Search-engines like Google provide a list of websites that are suitable for the user's query in the sense that the first websites that are displayed are expected to be the most relevant ones. Mathematically spoken, the search-engine has to solve a ranking problem which is done by the PageRank algorithm (Page et al. ) for Google. In their seminal paper (Clémençon et al. ), Clémençon and coauthors proposed a statistical framework for ranking problems and proved that the common approach of empirical risk minimization is indeed suitable for ranking problems. Although there already existed ranking techniques, most of them indeed follow the ERM principle and can directly be embedded into the framework of Clémençon et al. .
I am a senior data scientist at LinkedIn working on SEO and guest experience. I presented at SMX London last month about how to apply data science in SEO. The session covered topics including metrics, A/B testing, SEO vs. SEM cannibalization testing and machine learning for content quality. Here are a few questions from session attendees with my responses. For A/B testing, do you use any specific tools/processes?
Auditing algorithms has emerged as a methodology for holding algorithms accountable by testing whether they are fair. This process often relies on the repeated use of a platform to record inputs and their corresponding outputs. For example, to audit Google search, one repeatedly inputs queries and captures the received search pages. The goal is then to discover, in the collected data, patterns that will reveal the ``secrets'' of algorithmic decision making. This knowledge discovery process makes some algorithm auditing tasks great applications for data mining techniques. In this paper, we introduce one particular algorithm audit, that of Google's Top stories. We describe the process of data collection, exploration, and analysis for this application and share some of the gleaned insights. Concretely, our analysis suggests that Google might be trying to burst the famous ``filter bubble'' by choosing less known publishers for the 3rd position in the Top stories.

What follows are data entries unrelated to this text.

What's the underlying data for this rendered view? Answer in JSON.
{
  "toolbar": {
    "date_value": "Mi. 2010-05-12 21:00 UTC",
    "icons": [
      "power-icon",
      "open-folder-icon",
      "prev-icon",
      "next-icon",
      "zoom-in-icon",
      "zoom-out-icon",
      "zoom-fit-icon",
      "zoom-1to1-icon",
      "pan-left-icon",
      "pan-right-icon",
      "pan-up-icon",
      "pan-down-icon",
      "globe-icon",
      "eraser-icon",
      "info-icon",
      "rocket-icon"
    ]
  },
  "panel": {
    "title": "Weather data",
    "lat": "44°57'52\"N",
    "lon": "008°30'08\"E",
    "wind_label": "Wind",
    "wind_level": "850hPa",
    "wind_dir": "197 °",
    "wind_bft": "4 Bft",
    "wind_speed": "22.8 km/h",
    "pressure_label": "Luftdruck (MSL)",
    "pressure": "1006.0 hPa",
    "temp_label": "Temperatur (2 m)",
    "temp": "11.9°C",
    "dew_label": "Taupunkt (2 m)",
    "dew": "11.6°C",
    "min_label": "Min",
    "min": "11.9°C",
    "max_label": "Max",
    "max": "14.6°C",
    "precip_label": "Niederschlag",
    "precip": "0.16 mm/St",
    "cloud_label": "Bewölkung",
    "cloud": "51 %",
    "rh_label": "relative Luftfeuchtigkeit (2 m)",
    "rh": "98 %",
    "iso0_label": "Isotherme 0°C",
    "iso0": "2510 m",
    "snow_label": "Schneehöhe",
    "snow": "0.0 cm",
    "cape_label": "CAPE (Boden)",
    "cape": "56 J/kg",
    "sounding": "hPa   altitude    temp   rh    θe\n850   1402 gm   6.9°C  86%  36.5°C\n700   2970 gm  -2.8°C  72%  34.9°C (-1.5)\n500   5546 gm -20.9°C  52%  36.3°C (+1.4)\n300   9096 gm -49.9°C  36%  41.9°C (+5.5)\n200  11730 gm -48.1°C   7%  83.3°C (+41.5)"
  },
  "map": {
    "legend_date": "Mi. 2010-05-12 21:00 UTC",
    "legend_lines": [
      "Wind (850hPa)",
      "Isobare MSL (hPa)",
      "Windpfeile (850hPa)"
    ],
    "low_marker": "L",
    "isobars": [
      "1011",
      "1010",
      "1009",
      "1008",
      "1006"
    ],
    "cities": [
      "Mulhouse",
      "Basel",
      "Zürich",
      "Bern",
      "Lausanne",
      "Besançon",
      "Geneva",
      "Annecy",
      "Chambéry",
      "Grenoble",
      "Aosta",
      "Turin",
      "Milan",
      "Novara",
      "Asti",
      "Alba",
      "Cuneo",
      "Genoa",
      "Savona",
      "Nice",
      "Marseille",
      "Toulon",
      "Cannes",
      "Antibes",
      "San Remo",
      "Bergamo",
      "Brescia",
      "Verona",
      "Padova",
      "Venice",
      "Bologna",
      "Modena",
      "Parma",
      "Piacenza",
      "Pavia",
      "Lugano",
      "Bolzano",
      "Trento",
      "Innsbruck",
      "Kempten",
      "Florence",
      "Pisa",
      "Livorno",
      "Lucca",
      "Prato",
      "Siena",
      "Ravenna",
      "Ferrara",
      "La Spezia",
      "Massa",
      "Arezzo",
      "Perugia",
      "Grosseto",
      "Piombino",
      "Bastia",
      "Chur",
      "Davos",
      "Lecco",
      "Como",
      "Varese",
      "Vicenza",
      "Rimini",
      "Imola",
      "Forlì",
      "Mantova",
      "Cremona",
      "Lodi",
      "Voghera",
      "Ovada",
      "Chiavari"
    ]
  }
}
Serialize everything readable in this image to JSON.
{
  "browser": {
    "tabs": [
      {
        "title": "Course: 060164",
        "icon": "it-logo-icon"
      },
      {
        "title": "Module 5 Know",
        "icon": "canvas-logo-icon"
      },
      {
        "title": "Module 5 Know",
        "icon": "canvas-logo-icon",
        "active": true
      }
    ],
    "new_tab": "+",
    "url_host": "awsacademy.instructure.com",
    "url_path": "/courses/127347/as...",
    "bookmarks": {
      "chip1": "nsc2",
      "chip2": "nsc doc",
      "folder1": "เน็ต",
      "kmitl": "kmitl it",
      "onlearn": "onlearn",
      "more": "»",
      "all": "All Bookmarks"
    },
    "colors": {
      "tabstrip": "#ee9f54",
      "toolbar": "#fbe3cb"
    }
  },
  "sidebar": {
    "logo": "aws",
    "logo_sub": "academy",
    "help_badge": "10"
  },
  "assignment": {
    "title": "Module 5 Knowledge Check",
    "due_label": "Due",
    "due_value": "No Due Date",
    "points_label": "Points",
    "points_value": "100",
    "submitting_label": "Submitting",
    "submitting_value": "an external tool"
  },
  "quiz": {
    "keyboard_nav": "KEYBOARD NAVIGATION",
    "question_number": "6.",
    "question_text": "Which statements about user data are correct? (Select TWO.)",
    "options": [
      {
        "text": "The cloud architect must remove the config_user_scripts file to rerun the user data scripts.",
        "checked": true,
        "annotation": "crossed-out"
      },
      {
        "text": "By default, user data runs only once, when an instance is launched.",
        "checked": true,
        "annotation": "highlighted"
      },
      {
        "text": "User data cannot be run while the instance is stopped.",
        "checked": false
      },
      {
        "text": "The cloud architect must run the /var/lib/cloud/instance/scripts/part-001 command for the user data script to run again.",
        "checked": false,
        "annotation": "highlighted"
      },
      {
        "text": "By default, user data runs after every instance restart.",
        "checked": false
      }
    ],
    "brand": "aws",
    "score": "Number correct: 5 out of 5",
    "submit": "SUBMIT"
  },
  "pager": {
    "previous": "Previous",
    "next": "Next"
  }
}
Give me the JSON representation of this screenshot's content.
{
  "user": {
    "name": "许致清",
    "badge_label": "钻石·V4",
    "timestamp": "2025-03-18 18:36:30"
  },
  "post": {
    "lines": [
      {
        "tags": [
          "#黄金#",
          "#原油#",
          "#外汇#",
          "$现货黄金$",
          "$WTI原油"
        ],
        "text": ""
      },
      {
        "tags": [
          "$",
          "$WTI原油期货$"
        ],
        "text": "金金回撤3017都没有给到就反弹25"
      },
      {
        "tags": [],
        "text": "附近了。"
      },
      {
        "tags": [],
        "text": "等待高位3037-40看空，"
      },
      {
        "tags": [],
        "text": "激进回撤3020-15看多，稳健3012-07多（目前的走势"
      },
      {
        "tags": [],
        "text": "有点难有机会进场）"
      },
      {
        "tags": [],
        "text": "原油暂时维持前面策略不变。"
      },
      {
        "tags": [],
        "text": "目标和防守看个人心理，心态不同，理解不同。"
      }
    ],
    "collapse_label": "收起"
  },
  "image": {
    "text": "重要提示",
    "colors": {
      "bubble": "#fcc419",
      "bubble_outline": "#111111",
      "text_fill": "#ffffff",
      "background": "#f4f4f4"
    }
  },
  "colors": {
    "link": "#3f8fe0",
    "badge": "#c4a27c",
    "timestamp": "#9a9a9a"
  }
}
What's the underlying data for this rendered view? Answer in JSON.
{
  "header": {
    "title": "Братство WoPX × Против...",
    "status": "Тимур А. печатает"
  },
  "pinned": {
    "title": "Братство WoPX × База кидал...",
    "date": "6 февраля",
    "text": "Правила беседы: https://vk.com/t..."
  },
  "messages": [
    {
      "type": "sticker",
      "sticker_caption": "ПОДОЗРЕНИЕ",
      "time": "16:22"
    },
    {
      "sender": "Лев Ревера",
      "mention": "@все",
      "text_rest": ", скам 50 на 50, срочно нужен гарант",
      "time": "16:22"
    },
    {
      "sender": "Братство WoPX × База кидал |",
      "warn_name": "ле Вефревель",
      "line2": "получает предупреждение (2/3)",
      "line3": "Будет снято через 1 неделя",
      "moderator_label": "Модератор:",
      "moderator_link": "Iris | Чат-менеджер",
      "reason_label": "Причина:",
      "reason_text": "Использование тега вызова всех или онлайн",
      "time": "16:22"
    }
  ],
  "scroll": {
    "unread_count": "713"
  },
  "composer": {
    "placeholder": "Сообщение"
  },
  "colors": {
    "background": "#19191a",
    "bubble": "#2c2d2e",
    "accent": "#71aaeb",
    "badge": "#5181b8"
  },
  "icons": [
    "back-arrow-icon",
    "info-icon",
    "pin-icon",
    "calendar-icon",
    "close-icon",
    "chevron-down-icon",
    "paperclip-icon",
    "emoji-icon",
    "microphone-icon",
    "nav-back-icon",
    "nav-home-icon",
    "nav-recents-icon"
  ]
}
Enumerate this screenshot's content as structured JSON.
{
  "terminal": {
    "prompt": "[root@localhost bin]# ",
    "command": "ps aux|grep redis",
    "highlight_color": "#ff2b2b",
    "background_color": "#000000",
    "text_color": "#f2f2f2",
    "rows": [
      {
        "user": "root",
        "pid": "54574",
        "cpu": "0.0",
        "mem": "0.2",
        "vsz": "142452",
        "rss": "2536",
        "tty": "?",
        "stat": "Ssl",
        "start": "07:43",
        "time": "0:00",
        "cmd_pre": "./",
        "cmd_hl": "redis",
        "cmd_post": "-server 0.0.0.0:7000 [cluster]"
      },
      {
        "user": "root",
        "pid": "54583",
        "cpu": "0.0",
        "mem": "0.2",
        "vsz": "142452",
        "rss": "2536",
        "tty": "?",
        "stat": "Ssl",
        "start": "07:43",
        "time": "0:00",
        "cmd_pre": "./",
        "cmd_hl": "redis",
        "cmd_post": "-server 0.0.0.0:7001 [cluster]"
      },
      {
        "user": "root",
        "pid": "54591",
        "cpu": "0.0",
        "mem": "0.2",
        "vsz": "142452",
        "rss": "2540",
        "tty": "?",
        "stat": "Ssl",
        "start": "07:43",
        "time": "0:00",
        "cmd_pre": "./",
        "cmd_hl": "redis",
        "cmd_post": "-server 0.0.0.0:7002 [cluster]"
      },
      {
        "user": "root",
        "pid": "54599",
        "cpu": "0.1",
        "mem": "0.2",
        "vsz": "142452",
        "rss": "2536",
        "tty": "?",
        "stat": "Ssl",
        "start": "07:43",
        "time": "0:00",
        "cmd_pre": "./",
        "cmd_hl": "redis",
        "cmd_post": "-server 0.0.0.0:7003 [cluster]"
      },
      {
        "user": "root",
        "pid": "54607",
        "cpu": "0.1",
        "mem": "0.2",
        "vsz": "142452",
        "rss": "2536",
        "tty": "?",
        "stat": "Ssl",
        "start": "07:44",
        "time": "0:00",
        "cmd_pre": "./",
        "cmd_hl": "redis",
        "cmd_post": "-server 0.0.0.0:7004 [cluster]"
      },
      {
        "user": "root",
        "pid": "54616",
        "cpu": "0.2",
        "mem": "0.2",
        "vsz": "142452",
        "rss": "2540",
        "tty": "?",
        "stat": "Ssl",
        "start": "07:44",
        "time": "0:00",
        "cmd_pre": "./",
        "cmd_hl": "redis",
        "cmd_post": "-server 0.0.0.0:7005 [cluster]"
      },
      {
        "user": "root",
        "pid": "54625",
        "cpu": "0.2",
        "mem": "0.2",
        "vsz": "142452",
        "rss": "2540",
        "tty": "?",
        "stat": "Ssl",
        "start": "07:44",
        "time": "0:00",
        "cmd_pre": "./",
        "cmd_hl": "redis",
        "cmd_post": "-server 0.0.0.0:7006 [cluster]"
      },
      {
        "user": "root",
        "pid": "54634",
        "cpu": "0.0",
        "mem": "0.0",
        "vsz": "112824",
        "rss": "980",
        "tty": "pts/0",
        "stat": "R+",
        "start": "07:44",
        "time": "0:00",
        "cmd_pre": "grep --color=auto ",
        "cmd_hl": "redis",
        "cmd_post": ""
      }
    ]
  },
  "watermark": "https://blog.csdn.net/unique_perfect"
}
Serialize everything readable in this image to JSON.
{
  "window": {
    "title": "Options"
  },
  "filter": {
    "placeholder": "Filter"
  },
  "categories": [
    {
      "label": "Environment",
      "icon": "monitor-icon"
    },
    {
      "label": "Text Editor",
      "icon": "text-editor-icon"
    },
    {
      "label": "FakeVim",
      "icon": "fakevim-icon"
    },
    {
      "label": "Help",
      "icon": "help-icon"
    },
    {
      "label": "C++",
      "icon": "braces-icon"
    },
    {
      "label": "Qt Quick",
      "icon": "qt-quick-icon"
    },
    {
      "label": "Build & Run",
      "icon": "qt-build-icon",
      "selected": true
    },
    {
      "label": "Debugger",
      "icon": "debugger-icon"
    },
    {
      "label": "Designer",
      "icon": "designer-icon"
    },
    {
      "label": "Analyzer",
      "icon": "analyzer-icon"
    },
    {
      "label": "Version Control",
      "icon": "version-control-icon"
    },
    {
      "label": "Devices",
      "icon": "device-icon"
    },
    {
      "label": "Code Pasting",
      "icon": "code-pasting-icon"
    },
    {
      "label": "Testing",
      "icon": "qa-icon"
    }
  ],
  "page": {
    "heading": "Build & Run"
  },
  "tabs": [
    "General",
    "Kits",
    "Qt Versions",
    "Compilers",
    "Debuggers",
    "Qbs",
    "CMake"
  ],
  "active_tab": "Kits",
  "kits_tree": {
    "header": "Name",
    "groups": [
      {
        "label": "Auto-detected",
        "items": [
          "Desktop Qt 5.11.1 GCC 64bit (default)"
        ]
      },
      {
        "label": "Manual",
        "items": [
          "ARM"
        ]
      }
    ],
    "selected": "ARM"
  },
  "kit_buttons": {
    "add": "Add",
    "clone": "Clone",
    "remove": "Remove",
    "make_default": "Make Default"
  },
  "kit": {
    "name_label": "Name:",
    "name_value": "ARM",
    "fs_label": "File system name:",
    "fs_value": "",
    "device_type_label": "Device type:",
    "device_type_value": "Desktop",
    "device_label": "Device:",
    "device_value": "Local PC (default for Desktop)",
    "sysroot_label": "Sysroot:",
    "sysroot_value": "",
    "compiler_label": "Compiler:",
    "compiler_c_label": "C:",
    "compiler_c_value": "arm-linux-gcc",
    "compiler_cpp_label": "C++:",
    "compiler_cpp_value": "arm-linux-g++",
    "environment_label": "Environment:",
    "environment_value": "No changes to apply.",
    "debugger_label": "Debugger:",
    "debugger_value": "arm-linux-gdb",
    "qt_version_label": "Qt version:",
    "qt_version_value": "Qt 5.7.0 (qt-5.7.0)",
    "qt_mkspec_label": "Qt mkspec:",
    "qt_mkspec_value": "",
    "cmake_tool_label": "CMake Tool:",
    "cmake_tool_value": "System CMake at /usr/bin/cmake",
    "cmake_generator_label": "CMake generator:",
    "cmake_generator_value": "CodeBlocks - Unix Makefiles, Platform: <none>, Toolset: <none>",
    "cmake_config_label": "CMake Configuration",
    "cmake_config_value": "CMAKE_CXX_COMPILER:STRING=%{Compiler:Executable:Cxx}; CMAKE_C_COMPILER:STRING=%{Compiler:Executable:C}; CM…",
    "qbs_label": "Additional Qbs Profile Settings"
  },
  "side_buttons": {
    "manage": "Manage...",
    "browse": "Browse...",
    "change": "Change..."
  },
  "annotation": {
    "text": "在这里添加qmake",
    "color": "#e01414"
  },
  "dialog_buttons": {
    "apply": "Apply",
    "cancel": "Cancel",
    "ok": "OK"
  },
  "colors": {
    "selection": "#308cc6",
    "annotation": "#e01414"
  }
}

The explosive growth in fake news and its erosion to democracy, justice, and public trust has increased the demand for fake news analysis, detection and intervention. This survey comprehensively and systematically reviews fake news research. The survey identifies and specifies fundamental theories across various disciplines, e.g., psychology and social science, to facilitate and enhance the interdisciplinary research of fake news. Current fake news research is reviewed, summarized and evaluated. These studies focus on fake news from four perspective: (1) the false knowledge it carries, (2) its writing style, (3) its propagation patterns, and (4) the credibility of its creators and spreaders. We characterize each perspective with various analyzable and utilizable information provided by news and its spreaders, various strategies and frameworks that are adaptable, and techniques that are applicable. By reviewing the characteristics of fake news and open issues in fake news studies, we highlight some potential research tasks at the end of this survey.